── LISTED RECORDS

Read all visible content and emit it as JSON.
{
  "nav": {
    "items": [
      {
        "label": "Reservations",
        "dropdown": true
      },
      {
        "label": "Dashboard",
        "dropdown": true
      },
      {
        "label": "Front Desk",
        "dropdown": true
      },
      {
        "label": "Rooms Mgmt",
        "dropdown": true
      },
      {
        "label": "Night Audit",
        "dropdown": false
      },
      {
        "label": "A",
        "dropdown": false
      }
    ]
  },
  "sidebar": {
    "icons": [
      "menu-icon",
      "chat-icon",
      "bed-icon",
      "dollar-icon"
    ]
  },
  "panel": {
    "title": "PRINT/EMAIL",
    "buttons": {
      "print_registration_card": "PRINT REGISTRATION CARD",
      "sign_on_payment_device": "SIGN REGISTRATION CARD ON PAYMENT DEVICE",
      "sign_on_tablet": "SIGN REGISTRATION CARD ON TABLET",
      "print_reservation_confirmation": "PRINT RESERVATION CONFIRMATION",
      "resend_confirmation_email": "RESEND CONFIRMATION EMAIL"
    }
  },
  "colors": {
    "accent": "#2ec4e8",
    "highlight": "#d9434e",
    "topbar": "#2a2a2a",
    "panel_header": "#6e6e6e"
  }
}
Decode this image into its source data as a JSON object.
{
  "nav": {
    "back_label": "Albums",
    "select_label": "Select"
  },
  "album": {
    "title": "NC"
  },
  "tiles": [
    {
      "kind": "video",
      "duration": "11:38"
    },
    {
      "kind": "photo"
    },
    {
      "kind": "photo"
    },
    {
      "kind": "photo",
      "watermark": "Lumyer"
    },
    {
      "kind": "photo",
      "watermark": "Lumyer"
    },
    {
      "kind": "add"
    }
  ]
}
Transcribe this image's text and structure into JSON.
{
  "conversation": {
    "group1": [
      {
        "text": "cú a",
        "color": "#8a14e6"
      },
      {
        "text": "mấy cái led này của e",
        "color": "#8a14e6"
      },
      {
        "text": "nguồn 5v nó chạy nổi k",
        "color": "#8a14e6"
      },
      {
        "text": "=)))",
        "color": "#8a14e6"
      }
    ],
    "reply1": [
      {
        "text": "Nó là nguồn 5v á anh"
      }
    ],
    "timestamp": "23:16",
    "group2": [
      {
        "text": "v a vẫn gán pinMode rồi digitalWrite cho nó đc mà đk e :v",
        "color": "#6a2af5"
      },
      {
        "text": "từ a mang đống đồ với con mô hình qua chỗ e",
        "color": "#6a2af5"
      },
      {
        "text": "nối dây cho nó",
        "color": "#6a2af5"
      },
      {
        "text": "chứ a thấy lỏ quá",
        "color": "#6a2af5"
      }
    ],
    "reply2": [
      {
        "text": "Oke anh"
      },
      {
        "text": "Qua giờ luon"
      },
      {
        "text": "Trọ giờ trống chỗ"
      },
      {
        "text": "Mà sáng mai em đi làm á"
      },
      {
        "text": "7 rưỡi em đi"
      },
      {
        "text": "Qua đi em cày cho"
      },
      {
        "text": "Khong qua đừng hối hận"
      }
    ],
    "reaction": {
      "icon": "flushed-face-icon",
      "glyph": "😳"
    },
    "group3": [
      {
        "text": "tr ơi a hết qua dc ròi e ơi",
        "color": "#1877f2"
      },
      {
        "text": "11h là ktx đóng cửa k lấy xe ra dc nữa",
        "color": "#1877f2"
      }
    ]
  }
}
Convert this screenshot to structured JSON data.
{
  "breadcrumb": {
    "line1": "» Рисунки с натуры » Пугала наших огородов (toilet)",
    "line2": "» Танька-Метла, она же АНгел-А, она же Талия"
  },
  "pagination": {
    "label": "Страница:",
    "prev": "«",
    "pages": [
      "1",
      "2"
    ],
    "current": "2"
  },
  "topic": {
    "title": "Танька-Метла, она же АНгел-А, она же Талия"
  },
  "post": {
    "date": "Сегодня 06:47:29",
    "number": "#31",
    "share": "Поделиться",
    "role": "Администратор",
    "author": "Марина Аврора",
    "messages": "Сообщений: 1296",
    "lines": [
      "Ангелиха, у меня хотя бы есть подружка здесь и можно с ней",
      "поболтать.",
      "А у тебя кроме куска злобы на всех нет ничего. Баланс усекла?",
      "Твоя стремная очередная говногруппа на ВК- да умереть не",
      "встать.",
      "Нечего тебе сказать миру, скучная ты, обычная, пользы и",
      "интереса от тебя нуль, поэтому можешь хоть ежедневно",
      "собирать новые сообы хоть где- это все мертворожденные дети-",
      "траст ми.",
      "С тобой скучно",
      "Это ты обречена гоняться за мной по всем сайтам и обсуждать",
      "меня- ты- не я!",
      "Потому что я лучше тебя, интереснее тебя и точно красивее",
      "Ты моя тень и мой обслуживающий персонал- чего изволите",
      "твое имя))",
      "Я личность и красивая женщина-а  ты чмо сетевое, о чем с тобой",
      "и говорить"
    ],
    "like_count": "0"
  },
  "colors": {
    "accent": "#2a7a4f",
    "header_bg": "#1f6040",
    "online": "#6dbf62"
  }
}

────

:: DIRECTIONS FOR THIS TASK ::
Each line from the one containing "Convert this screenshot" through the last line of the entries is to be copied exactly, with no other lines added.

:: FINISHED EXERCISE ::
Convert this screenshot to structured JSON data.
{
  "breadcrumb": {
    "line1": "» Рисунки с натуры » Пугала наших огородов (toilet)",
    "line2": "» Танька-Метла, она же АНгел-А, она же Талия"
  },
  "pagination": {
    "label": "Страница:",
    "prev": "«",
    "pages": [
      "1",
      "2"
    ],
    "current": "2"
  },
  "topic": {
    "title": "Танька-Метла, она же АНгел-А, она же Талия"
  },
  "post": {
    "date": "Сегодня 06:47:29",
    "number": "#31",
    "share": "Поделиться",
    "role": "Администратор",
    "author": "Марина Аврора",
    "messages": "Сообщений: 1296",
    "lines": [
      "Ангелиха, у меня хотя бы есть подружка здесь и можно с ней",
      "поболтать.",
      "А у тебя кроме куска злобы на всех нет ничего. Баланс усекла?",
      "Твоя стремная очередная говногруппа на ВК- да умереть не",
      "встать.",
      "Нечего тебе сказать миру, скучная ты, обычная, пользы и",
      "интереса от тебя нуль, поэтому можешь хоть ежедневно",
      "собирать новые сообы хоть где- это все мертворожденные дети-",
      "траст ми.",
      "С тобой скучно",
      "Это ты обречена гоняться за мной по всем сайтам и обсуждать",
      "меня- ты- не я!",
      "Потому что я лучше тебя, интереснее тебя и точно красивее",
      "Ты моя тень и мой обслуживающий персонал- чего изволите",
      "твое имя))",
      "Я личность и красивая женщина-а  ты чмо сетевое, о чем с тобой",
      "и говорить"
    ],
    "like_count": "0"
  },
  "colors": {
    "accent": "#2a7a4f",
    "header_bg": "#1f6040",
    "online": "#6dbf62"
  }
}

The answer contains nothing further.